(Dataset rows for apps and sites)
┌────────

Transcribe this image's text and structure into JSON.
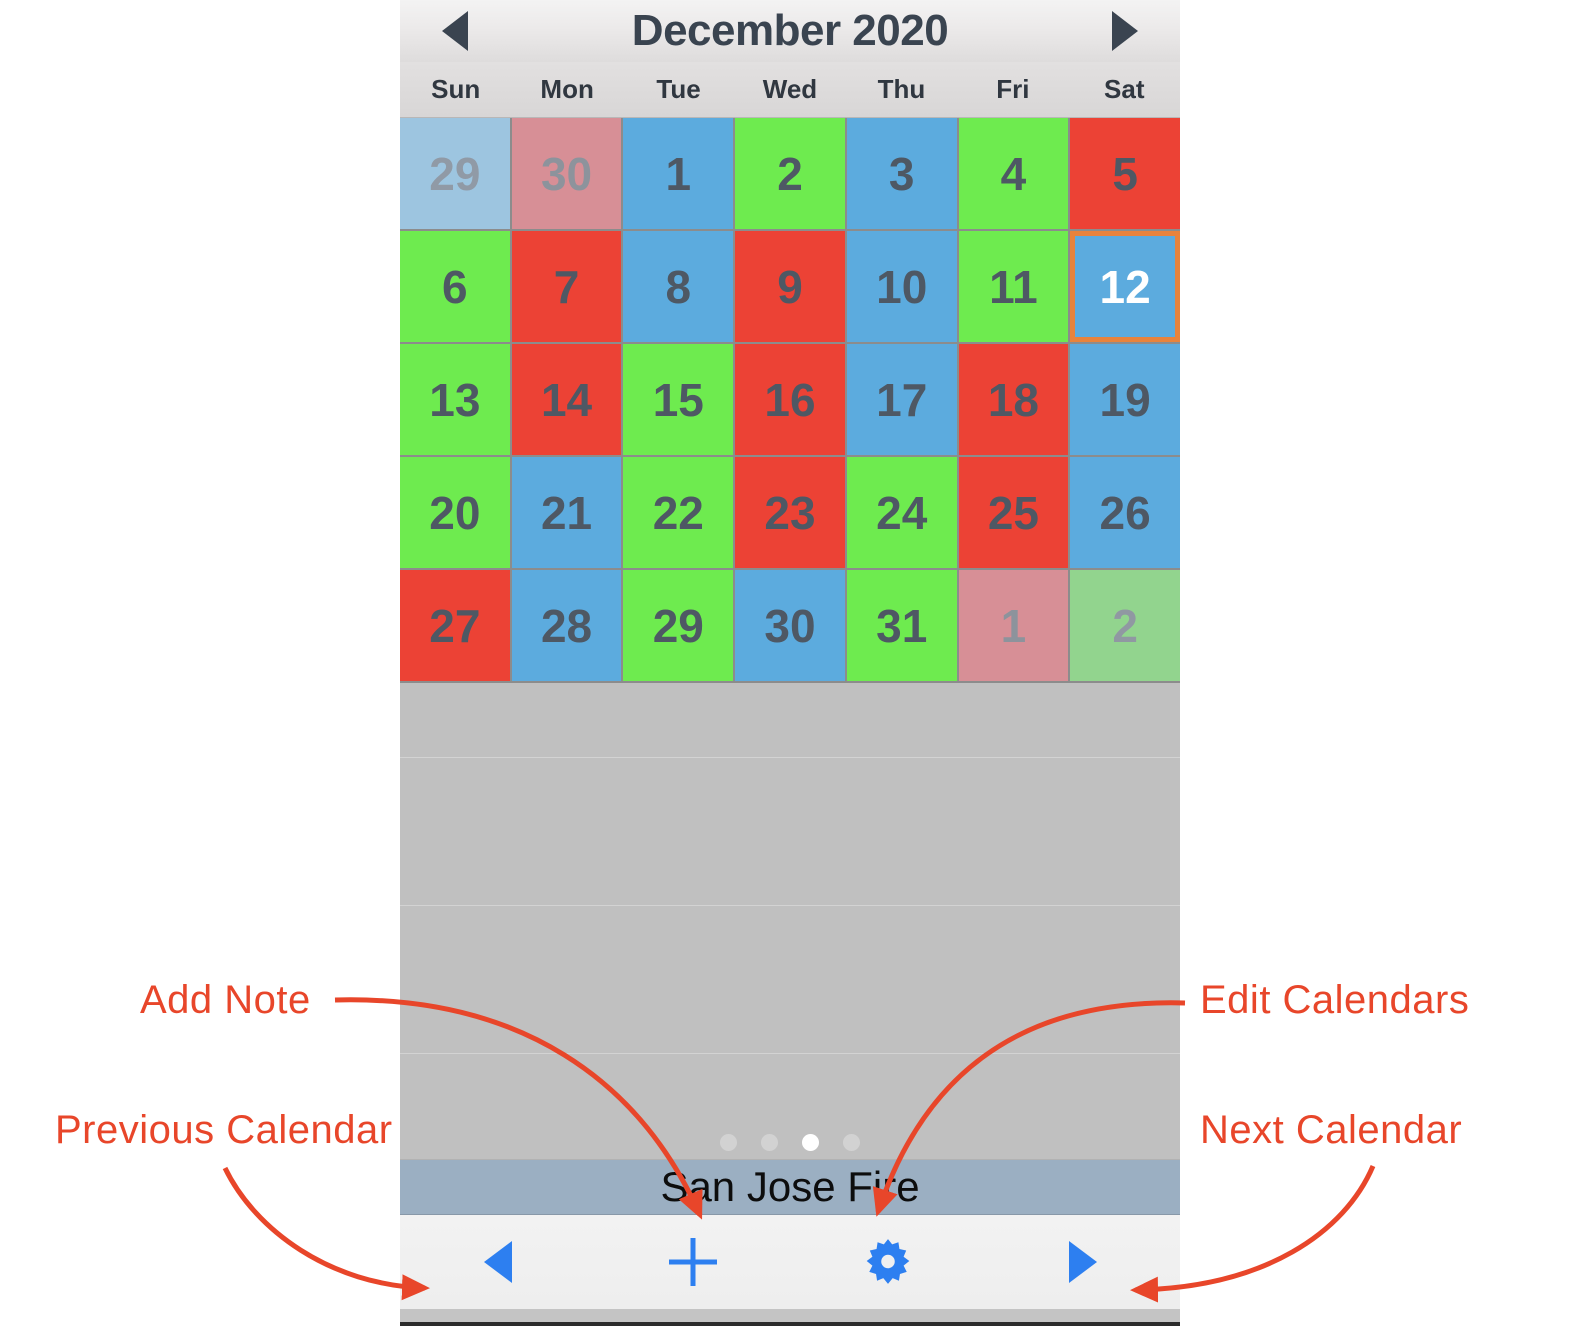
{
  "header": {
    "month_title": "December 2020",
    "prev_icon": "triangle-left-icon",
    "next_icon": "triangle-right-icon"
  },
  "weekdays": [
    "Sun",
    "Mon",
    "Tue",
    "Wed",
    "Thu",
    "Fri",
    "Sat"
  ],
  "calendar": {
    "selected_day": "12",
    "selection_border_color": "#e8833c",
    "colors": {
      "blue": "#5cabde",
      "green": "#6eeb4f",
      "red": "#ec4235",
      "blue_dim": "#9dc5e0",
      "red_dim": "#d78f96",
      "green_dim": "#92d48e",
      "day_text": "#4e5864",
      "dim_text": "#909aa6"
    },
    "weeks": [
      [
        {
          "day": "29",
          "color": "blue-dim",
          "outside": true,
          "selected": false
        },
        {
          "day": "30",
          "color": "red-dim",
          "outside": true,
          "selected": false
        },
        {
          "day": "1",
          "color": "blue",
          "outside": false,
          "selected": false
        },
        {
          "day": "2",
          "color": "green",
          "outside": false,
          "selected": false
        },
        {
          "day": "3",
          "color": "blue",
          "outside": false,
          "selected": false
        },
        {
          "day": "4",
          "color": "green",
          "outside": false,
          "selected": false
        },
        {
          "day": "5",
          "color": "red",
          "outside": false,
          "selected": false
        }
      ],
      [
        {
          "day": "6",
          "color": "green",
          "outside": false,
          "selected": false
        },
        {
          "day": "7",
          "color": "red",
          "outside": false,
          "selected": false
        },
        {
          "day": "8",
          "color": "blue",
          "outside": false,
          "selected": false
        },
        {
          "day": "9",
          "color": "red",
          "outside": false,
          "selected": false
        },
        {
          "day": "10",
          "color": "blue",
          "outside": false,
          "selected": false
        },
        {
          "day": "11",
          "color": "green",
          "outside": false,
          "selected": false
        },
        {
          "day": "12",
          "color": "blue",
          "outside": false,
          "selected": true
        }
      ],
      [
        {
          "day": "13",
          "color": "green",
          "outside": false,
          "selected": false
        },
        {
          "day": "14",
          "color": "red",
          "outside": false,
          "selected": false
        },
        {
          "day": "15",
          "color": "green",
          "outside": false,
          "selected": false
        },
        {
          "day": "16",
          "color": "red",
          "outside": false,
          "selected": false
        },
        {
          "day": "17",
          "color": "blue",
          "outside": false,
          "selected": false
        },
        {
          "day": "18",
          "color": "red",
          "outside": false,
          "selected": false
        },
        {
          "day": "19",
          "color": "blue",
          "outside": false,
          "selected": false
        }
      ],
      [
        {
          "day": "20",
          "color": "green",
          "outside": false,
          "selected": false
        },
        {
          "day": "21",
          "color": "blue",
          "outside": false,
          "selected": false
        },
        {
          "day": "22",
          "color": "green",
          "outside": false,
          "selected": false
        },
        {
          "day": "23",
          "color": "red",
          "outside": false,
          "selected": false
        },
        {
          "day": "24",
          "color": "green",
          "outside": false,
          "selected": false
        },
        {
          "day": "25",
          "color": "red",
          "outside": false,
          "selected": false
        },
        {
          "day": "26",
          "color": "blue",
          "outside": false,
          "selected": false
        }
      ],
      [
        {
          "day": "27",
          "color": "red",
          "outside": false,
          "selected": false
        },
        {
          "day": "28",
          "color": "blue",
          "outside": false,
          "selected": false
        },
        {
          "day": "29",
          "color": "green",
          "outside": false,
          "selected": false
        },
        {
          "day": "30",
          "color": "blue",
          "outside": false,
          "selected": false
        },
        {
          "day": "31",
          "color": "green",
          "outside": false,
          "selected": false
        },
        {
          "day": "1",
          "color": "red-dim",
          "outside": true,
          "selected": false
        },
        {
          "day": "2",
          "color": "green-dim",
          "outside": true,
          "selected": false
        }
      ]
    ]
  },
  "page_indicator": {
    "total": 4,
    "active_index": 2
  },
  "calendar_name_bar": {
    "name": "San Jose Fire",
    "background_color": "#9bafc2"
  },
  "toolbar": {
    "accent_color": "#2d7ff0",
    "buttons": [
      {
        "name": "previous-calendar-button",
        "icon": "triangle-left-icon",
        "label": ""
      },
      {
        "name": "add-note-button",
        "icon": "plus-icon",
        "label": ""
      },
      {
        "name": "edit-calendars-button",
        "icon": "gear-icon",
        "label": ""
      },
      {
        "name": "next-calendar-button",
        "icon": "triangle-right-icon",
        "label": ""
      }
    ]
  },
  "annotations": {
    "color": "#e8462a",
    "items": [
      {
        "id": "add-note",
        "label": "Add Note"
      },
      {
        "id": "previous-calendar",
        "label": "Previous Calendar"
      },
      {
        "id": "edit-calendars",
        "label": "Edit Calendars"
      },
      {
        "id": "next-calendar",
        "label": "Next Calendar"
      }
    ]
  }
}
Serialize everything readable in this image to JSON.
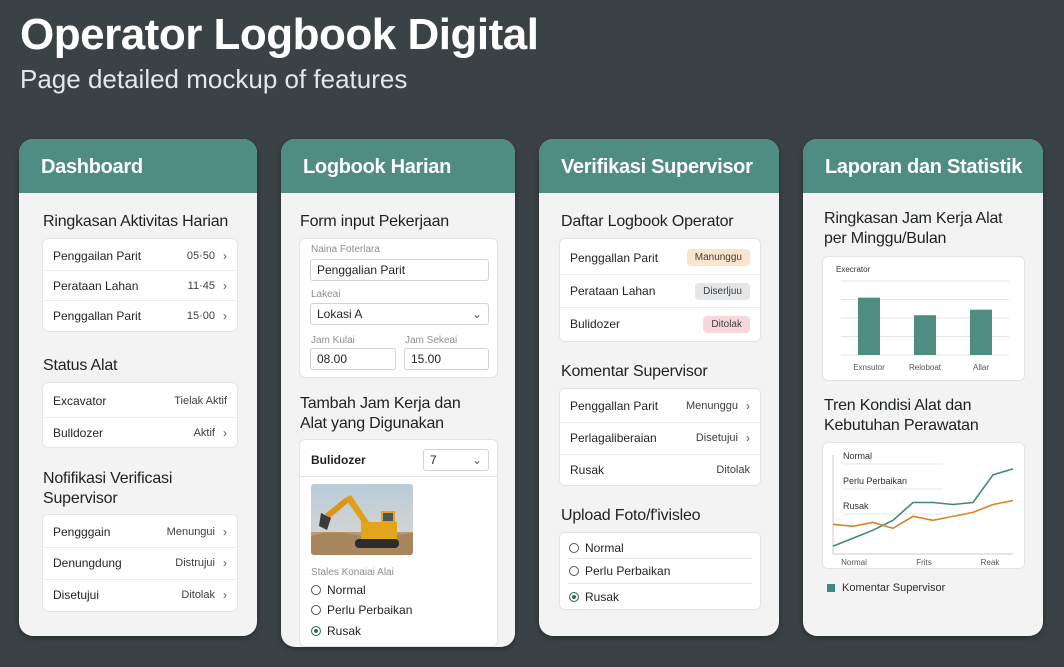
{
  "hero": {
    "title": "Operator Logbook Digital",
    "subtitle": "Page detailed mockup of features"
  },
  "colors": {
    "accent": "#4f8d83",
    "background": "#3b4245",
    "orange": "#d9822b"
  },
  "dashboard": {
    "header": "Dashboard",
    "activity_title": "Ringkasan Aktivitas Harian",
    "activities": [
      {
        "name": "Penggailan Parit",
        "value": "05·50"
      },
      {
        "name": "Perataan Lahan",
        "value": "11·45"
      },
      {
        "name": "Penggallan Parit",
        "value": "15·00"
      }
    ],
    "status_title": "Status Alat",
    "statuses": [
      {
        "name": "Excavator",
        "value": "Tielak Aktif"
      },
      {
        "name": "Bulldozer",
        "value": "Aktif"
      }
    ],
    "notif_title": "Nofifikasi Verificasi Supervisor",
    "notifs": [
      {
        "name": "Pengggain",
        "value": "Menungui"
      },
      {
        "name": "Denungdung",
        "value": "Distrujui"
      },
      {
        "name": "Disetujui",
        "value": "Ditolak"
      }
    ]
  },
  "logbook": {
    "header": "Logbook Harian",
    "form_title": "Form input Pekerjaan",
    "job_label": "Naina Foterlara",
    "job_value": "Penggalian Parit",
    "location_label": "Lakeai",
    "location_value": "Lokasi A",
    "start_label": "Jam Kulai",
    "start_value": "08.00",
    "end_label": "Jam Sekeai",
    "end_value": "15.00",
    "equip_title": "Tambah Jam Kerja dan Alat yang Digunakan",
    "equip_name": "Bulidozer",
    "equip_hours": "7",
    "condition_label": "Stales Konaiai Alai",
    "conditions": [
      "Normal",
      "Perlu Perbaikan",
      "Rusak"
    ],
    "condition_selected": 2
  },
  "verifikasi": {
    "header": "Verifikasi Supervisor",
    "list_title": "Daftar Logbook Operator",
    "items": [
      {
        "name": "Penggallan Parit",
        "badge": "Manunggu",
        "color": "#fbe3cc"
      },
      {
        "name": "Perataan Lahan",
        "badge": "Diserljuu",
        "color": "#e4e6e7"
      },
      {
        "name": "Bulidozer",
        "badge": "Ditolak",
        "color": "#f8d7dc"
      }
    ],
    "comment_title": "Komentar Supervisor",
    "comments": [
      {
        "name": "Penggallan Parit",
        "value": "Menunggu",
        "chevron": true
      },
      {
        "name": "Perlagaliberaian",
        "value": "Disetujui",
        "chevron": true
      },
      {
        "name": "Rusak",
        "value": "Ditolak",
        "chevron": false
      }
    ],
    "upload_title": "Upload Foto/f'ivisleo",
    "upload_options": [
      "Normal",
      "Perlu Perbaikan",
      "Rusak"
    ],
    "upload_selected": 2
  },
  "laporan": {
    "header": "Laporan dan Statistik",
    "bar_title": "Ringkasan Jam Kerja Alat per Minggu/Bulan",
    "trend_title": "Tren Kondisi Alat dan Kebutuhan Perawatan",
    "legend": "Komentar Supervisor"
  },
  "chart_data": [
    {
      "type": "bar",
      "title": "Execrator",
      "categories": [
        "Exnsutor",
        "Reloboat",
        "Allar"
      ],
      "values": [
        62,
        43,
        49
      ],
      "ylim": [
        0,
        80
      ],
      "grid": true
    },
    {
      "type": "line",
      "categories": [
        "Normal",
        "Frits",
        "Reak"
      ],
      "y_labels": [
        "Normal",
        "Perlu Perbaikan",
        "Rusak"
      ],
      "x": [
        0,
        1,
        2,
        3,
        4,
        5,
        6,
        7,
        8,
        9
      ],
      "series": [
        {
          "color": "#3f8a7f",
          "values": [
            0.4,
            0.8,
            1.2,
            1.7,
            2.6,
            2.6,
            2.5,
            2.6,
            4.0,
            4.3
          ]
        },
        {
          "color": "#d9822b",
          "values": [
            1.5,
            1.4,
            1.6,
            1.3,
            1.9,
            1.7,
            1.9,
            2.1,
            2.5,
            2.7
          ]
        }
      ],
      "ylim": [
        0,
        5
      ],
      "legend": "bottom-left"
    }
  ]
}
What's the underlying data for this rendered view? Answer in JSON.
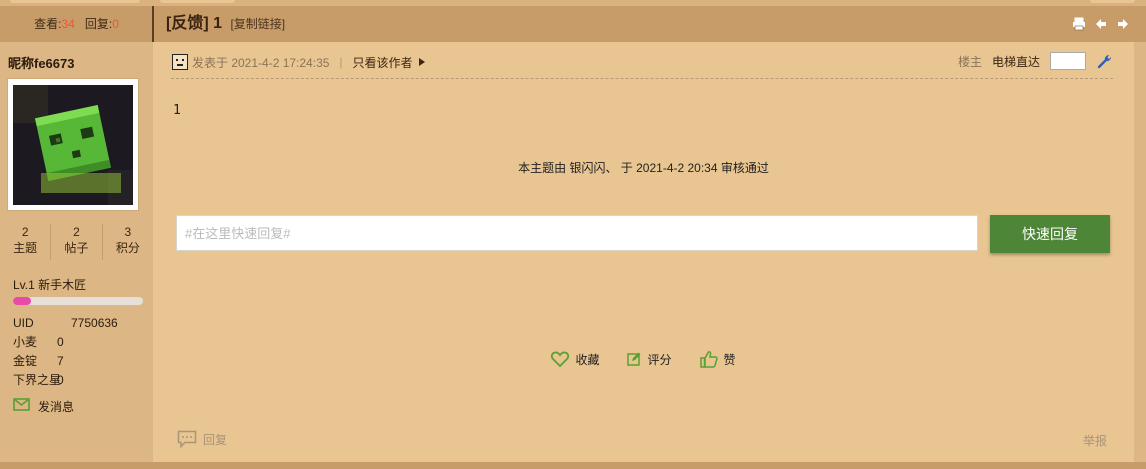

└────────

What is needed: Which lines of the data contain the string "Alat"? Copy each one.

Task output:
    "status_title": "Status Alat",
    "equip_title": "Tambah Jam Kerja dan Alat yang Digunakan",
    "bar_title": "Ringkasan Jam Kerja Alat per Minggu/Bulan",
    "trend_title": "Tren Kondisi Alat dan Kebutuhan Perawatan",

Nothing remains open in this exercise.